Retype all of the data exactly as given.

RECORD EXTRACTS Block Start

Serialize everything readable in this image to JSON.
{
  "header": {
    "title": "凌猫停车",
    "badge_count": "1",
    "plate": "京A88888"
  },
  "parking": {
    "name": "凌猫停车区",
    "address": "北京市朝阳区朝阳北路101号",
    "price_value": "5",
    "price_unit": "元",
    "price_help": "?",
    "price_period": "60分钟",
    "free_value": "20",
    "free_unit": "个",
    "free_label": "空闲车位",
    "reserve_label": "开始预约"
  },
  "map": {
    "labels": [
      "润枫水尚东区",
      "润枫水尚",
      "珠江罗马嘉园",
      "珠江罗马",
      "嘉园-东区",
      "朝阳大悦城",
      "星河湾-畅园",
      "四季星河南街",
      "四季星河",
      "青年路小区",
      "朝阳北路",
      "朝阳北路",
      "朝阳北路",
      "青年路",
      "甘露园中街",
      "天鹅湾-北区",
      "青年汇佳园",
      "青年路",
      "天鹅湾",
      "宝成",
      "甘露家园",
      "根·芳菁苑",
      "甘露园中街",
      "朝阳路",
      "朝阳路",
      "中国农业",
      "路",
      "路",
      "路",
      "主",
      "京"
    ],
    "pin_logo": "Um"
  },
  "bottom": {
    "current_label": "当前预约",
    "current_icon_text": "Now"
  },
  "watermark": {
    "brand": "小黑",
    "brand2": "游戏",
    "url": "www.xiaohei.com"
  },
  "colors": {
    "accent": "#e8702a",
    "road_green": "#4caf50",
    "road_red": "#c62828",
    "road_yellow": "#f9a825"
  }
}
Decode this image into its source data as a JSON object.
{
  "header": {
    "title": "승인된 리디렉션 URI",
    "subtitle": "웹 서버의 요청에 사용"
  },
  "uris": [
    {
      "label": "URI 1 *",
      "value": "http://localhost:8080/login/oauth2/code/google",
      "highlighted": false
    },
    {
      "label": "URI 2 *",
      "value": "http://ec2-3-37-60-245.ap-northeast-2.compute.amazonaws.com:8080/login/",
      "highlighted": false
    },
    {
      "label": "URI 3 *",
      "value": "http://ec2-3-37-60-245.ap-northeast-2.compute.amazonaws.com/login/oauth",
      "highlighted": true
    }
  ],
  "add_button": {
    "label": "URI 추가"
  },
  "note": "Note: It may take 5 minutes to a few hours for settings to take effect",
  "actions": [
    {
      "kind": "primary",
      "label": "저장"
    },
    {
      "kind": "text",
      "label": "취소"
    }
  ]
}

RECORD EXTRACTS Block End

EXERCISE ANSWER >>
Serialize everything readable in this image to JSON.
{
  "header": {
    "title": "凌猫停车",
    "badge_count": "1",
    "plate": "京A88888"
  },
  "parking": {
    "name": "凌猫停车区",
    "address": "北京市朝阳区朝阳北路101号",
    "price_value": "5",
    "price_unit": "元",
    "price_help": "?",
    "price_period": "60分钟",
    "free_value": "20",
    "free_unit": "个",
    "free_label": "空闲车位",
    "reserve_label": "开始预约"
  },
  "map": {
    "labels": [
      "润枫水尚东区",
      "润枫水尚",
      "珠江罗马嘉园",
      "珠江罗马",
      "嘉园-东区",
      "朝阳大悦城",
      "星河湾-畅园",
      "四季星河南街",
      "四季星河",
      "青年路小区",
      "朝阳北路",
      "朝阳北路",
      "朝阳北路",
      "青年路",
      "甘露园中街",
      "天鹅湾-北区",
      "青年汇佳园",
      "青年路",
      "天鹅湾",
      "宝成",
      "甘露家园",
      "根·芳菁苑",
      "甘露园中街",
      "朝阳路",
      "朝阳路",
      "中国农业",
      "路",
      "路",
      "路",
      "主",
      "京"
    ],
    "pin_logo": "Um"
  },
  "bottom": {
    "current_label": "当前预约",
    "current_icon_text": "Now"
  },
  "watermark": {
    "brand": "小黑",
    "brand2": "游戏",
    "url": "www.xiaohei.com"
  },
  "colors": {
    "accent": "#e8702a",
    "road_green": "#4caf50",
    "road_red": "#c62828",
    "road_yellow": "#f9a825"
  }
}
Decode this image into its source data as a JSON object.
{
  "header": {
    "title": "승인된 리디렉션 URI",
    "subtitle": "웹 서버의 요청에 사용"
  },
  "uris": [
    {
      "label": "URI 1 *",
      "value": "http://localhost:8080/login/oauth2/code/google",
      "highlighted": false
    },
    {
      "label": "URI 2 *",
      "value": "http://ec2-3-37-60-245.ap-northeast-2.compute.amazonaws.com:8080/login/",
      "highlighted": false
    },
    {
      "label": "URI 3 *",
      "value": "http://ec2-3-37-60-245.ap-northeast-2.compute.amazonaws.com/login/oauth",
      "highlighted": true
    }
  ],
  "add_button": {
    "label": "URI 추가"
  },
  "note": "Note: It may take 5 minutes to a few hours for settings to take effect",
  "actions": [
    {
      "kind": "primary",
      "label": "저장"
    },
    {
      "kind": "text",
      "label": "취소"
    }
  ]
}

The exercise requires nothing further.